[Supplied records]
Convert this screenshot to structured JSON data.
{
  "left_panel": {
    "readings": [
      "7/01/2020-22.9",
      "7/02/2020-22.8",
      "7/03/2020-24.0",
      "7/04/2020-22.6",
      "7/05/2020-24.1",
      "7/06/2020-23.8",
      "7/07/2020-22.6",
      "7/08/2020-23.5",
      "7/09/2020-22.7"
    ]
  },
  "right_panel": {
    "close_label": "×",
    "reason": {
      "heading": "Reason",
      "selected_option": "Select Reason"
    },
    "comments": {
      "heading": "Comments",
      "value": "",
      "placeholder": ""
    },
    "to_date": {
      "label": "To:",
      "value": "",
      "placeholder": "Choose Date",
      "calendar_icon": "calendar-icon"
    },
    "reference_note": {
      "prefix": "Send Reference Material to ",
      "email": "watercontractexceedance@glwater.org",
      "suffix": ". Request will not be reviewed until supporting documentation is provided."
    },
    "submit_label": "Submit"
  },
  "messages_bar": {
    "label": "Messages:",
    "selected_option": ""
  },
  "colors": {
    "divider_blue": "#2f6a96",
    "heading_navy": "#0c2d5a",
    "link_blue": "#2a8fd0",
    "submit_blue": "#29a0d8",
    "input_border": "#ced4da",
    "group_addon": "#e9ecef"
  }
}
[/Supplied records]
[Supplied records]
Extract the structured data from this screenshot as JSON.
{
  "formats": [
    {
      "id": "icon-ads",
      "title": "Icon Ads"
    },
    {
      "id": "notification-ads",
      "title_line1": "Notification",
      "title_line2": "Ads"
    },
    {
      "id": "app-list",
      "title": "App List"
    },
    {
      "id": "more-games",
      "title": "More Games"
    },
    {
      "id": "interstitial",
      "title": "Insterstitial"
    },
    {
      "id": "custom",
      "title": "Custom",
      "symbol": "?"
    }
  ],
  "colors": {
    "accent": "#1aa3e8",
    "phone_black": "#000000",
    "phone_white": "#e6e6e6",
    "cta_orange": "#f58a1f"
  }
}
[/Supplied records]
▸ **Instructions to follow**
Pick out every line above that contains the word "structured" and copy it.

▸ **Task output**
Convert this screenshot to structured JSON data.
Extract the structured data from this screenshot as JSON.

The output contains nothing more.